Yair Lapid, the finance minister of Israel and rising centrist star, is getting sick access in the U.S. Lapid met with the vice president yesterday, in the middle of the shutdown, and they apparently got along. The veep tweeted the above picture and put out a statement saying they had a “wide-ranging conversation,” including on Iran and Palestinian negotiations. They were joined by Secretary of the Treasury Jack Lew and White House Middle East Coordinator Phil Gordon.
Lapid is a former television personality, and it shows. Charlie Rose spent a lot of time with Lapid Tuesday. First on the Charlie Rose show. Then at the 92d Street Y, co-presented by the pro-Israel group, Israel Policy Forum.
Rose introduced Lapid to the 92d Street Y as “one of the most famous Jews in the world.” The interview (video here) was mostly softballs, and Lapid batted them easily to all parts of the field, like he was hosting the talk show.
He joked effortlessly about Rose’s southern accent, brushed him off when he asked if he aspires to be Prime Minister, and mocked the New York Times for quoting no one out of context. But his positions are little different from Netanyahu’s, and it’s not long before Lapid starts talking about the city of David.
He’s a hardliner on Jerusalem.
“Jerusalem will never be divided. Jerusalem is the capital of Israel. Countries do not give up on their capitals… But there will be yes– some territories will be returned…”
Rose: “You do not favor Jerusalem as a capital for both Palestinians and Israelis.”
Gaza isn’t part of any Palestinian state he can imagine.
Gaza is not in the game. There is no negotiation with Hamas. Hamas is a … terrorist organization and should be treated as such.
Nor is the Jordan Valley. “Security.”
He’s also a hardliner on Iran.
“The problem we have with Iran…is that they are building nuclear weapons… and they’re financing Hamas and Hizbullah… I think deceit and fraud was always part of the strategic tools [for Iran].”
Lapid said that Iran must do two simple things to end sanctions. Give up all its centrifuges, 18,000 of them, and give up its plutonium reactor. “Because no one is using plutonium reactors for a peaceful purpose.”
His attitudes about Israel are very ethnic-chauvinist. His father escaped the Holocaust in Budapest, and he loves living in a Jewish state.
“Listen, I’m not looking for a happy marriage with the Palestinians, I’m looking for a divorce. The concept of ruling… about 3 million Palestinians is problematic to the Jewish identity of Israel, and I want to live in a Jewish state…”

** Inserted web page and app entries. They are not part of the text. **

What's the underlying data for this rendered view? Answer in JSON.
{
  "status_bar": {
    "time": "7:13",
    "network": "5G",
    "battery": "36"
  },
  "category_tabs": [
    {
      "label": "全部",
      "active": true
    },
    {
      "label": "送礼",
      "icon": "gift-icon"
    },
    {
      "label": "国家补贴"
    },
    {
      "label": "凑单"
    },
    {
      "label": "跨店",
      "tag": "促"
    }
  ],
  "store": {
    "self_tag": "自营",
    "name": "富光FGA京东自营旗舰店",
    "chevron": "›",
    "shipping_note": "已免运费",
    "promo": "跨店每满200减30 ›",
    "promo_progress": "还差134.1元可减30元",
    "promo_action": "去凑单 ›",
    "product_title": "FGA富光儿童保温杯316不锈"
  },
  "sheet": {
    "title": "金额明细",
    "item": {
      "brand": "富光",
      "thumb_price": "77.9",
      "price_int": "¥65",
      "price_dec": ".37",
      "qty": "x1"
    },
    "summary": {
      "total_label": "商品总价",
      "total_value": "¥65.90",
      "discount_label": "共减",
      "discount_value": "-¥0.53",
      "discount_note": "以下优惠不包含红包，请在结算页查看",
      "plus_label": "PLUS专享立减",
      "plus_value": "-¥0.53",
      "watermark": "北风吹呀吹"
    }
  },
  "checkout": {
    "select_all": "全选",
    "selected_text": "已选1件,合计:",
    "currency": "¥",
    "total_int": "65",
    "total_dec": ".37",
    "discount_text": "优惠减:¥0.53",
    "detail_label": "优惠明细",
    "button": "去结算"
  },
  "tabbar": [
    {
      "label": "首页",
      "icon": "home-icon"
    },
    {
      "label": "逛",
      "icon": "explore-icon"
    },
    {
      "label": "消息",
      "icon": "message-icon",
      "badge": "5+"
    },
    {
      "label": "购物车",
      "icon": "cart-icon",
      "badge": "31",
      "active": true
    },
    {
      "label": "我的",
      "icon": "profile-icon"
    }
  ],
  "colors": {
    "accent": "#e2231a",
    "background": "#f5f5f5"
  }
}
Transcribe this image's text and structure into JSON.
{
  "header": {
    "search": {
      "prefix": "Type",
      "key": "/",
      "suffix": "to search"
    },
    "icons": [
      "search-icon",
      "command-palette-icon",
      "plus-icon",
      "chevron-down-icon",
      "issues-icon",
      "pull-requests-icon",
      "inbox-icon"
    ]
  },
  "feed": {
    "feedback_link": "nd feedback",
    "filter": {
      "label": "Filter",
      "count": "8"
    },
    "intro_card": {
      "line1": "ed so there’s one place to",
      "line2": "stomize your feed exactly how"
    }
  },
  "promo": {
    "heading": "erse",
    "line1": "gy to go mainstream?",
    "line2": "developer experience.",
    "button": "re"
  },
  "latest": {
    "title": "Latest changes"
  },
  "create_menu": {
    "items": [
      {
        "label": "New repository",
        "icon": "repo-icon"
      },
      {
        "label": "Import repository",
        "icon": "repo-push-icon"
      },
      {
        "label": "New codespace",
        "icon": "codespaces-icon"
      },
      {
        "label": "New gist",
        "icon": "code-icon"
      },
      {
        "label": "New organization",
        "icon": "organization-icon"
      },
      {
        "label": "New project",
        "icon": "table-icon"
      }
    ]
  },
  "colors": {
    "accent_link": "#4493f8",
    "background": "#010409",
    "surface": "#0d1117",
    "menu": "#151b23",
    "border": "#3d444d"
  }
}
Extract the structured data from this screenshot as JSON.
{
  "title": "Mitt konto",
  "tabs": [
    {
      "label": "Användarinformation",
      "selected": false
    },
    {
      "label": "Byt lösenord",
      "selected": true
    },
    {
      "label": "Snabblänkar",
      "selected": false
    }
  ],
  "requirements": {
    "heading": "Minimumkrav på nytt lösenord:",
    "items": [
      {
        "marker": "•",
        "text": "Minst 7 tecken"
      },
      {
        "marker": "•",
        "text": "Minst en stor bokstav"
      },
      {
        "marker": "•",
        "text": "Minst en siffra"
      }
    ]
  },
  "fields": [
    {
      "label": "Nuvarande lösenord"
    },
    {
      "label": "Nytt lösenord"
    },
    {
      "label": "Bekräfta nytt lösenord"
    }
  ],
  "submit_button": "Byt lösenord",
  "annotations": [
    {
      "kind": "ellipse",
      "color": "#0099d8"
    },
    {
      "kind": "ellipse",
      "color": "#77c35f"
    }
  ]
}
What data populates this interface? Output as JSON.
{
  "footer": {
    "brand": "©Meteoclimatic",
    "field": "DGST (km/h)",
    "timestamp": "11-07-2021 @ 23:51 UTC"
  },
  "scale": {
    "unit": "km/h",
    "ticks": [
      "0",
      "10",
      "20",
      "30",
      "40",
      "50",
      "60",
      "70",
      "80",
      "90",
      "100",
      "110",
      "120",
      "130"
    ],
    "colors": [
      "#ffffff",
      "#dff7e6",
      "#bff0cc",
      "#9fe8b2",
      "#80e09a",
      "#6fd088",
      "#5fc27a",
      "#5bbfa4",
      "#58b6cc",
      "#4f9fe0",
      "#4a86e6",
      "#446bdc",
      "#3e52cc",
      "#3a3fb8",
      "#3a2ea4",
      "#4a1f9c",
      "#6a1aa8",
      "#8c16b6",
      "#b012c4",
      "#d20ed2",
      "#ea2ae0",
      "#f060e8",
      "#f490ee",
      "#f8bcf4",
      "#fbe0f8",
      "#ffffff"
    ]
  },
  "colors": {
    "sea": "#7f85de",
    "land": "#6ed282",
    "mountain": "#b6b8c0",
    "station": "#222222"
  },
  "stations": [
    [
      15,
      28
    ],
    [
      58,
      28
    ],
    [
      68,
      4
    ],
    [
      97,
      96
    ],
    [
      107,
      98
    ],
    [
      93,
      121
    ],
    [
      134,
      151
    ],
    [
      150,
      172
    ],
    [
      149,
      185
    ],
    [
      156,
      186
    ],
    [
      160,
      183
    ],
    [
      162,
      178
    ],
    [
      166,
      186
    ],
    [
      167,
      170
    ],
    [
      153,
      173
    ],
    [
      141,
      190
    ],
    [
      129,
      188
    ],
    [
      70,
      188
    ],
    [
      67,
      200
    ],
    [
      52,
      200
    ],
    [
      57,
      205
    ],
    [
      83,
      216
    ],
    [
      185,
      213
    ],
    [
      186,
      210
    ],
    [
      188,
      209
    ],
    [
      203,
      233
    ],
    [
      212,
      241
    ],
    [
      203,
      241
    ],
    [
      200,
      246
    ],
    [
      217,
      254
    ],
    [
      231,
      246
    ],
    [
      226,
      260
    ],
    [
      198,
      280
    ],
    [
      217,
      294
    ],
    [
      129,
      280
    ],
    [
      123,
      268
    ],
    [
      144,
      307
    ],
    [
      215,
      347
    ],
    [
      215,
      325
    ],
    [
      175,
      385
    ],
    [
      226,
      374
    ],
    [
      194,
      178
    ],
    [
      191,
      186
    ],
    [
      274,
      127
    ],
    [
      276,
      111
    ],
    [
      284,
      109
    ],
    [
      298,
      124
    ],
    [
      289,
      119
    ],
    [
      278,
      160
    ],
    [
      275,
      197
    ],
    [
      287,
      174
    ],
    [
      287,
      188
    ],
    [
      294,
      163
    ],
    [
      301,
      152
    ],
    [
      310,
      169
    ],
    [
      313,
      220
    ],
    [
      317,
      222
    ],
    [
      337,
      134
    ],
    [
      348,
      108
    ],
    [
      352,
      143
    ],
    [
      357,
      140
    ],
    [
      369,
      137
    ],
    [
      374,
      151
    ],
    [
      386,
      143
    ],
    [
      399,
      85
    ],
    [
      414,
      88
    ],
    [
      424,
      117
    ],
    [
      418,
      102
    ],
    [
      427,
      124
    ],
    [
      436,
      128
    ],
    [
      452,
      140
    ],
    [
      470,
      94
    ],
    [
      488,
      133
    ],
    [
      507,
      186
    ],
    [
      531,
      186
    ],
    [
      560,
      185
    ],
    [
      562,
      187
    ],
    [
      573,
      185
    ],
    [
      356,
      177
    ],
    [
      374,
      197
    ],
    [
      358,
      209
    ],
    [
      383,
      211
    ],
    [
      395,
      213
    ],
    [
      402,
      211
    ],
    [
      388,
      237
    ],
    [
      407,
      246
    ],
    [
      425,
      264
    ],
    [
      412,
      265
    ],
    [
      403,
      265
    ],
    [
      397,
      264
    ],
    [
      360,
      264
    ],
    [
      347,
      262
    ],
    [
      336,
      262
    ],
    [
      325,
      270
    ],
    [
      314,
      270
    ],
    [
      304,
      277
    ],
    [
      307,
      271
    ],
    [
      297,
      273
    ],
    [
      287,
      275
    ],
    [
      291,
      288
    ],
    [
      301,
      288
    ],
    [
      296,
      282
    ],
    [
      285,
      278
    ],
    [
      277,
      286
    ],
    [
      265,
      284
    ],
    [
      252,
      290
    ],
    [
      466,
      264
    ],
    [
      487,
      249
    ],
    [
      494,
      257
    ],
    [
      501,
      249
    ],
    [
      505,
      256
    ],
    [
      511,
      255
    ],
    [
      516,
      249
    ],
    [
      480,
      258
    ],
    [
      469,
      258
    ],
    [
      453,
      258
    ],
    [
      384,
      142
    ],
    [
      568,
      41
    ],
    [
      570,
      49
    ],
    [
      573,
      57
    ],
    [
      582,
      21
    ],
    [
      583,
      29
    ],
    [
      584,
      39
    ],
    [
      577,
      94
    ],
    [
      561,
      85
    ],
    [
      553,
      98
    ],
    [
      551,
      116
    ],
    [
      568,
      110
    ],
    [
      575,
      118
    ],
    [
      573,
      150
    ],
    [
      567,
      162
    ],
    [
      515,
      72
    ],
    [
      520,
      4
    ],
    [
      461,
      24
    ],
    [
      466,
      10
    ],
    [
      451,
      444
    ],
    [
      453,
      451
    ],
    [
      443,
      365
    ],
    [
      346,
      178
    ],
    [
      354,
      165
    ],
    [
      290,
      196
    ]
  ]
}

What worries you most about Israel’s future? Rose asked. A big part of Lapid’s answer is, Arabs.
“I would say education…. This year 49 percent of the first graders are either ultra orthodox or Arab. This is I don’t want to say an existential threat but it is an existential change in Israel. And we have to make sure that everyone will be participants in the Israeli game… So yes the internal threats are more threatening to me than the external.”
And when Lapid says that he is constantly reaching out to other parties to work with them, he means other Jewish parties, from Likud to Jewish Home to Labor. Why doesn’t Charlie Rose ask whether he talks to the Palestinian parties, and if not, why not? Rose is countenancing the same sort of discrimination he opposed as a boy in North Carolina.
Lapid says that rightwinger Naftali Bennett is a friend, and Netanyahu’s government will not collapse before its term expires. “There’s good energy and willingness to work together…”
The first question from the audience is, “Why can’t you divide the city of Jerusalem?”
The answer was ethno-religious doctrine, and a little scary:
“[If we] assume that everything is rational… then– I might be better off living in New York. You know, Israel was created at the beginning as the safe haven for Jews in the world. I don’t think it’s a safe haven. I mean New York is a safer place to be a Jew. I am living in Israel because I want to live in a country that is not only a place but also an idea. And Jerusalem is the essence of this idea. Yes, there are…rational reasons to say OK I’m giving up on eastern Jerusalem, but countries cannot survive without ethos and the ethos of Israel is in eastern the Jerusalem. This is King David’s city. This is– You know what, our right of return is also accountable — and we have returned to Jerusalem. I like Tel Aviv where I live but we did not come back after 2000 years for Tel Aviv, we came back for Jerusalem.
Strong applause from the $29-a-head audience.
Lapid also says he believes in God and he reads the bible “a lot.” Because the bible is full of heroes, and our world is one of “anti-heroes.” Yes, and he would prefer to live in an idea, not a country. There’s a lot more gloss than Netanyahu, but the ethos is the same.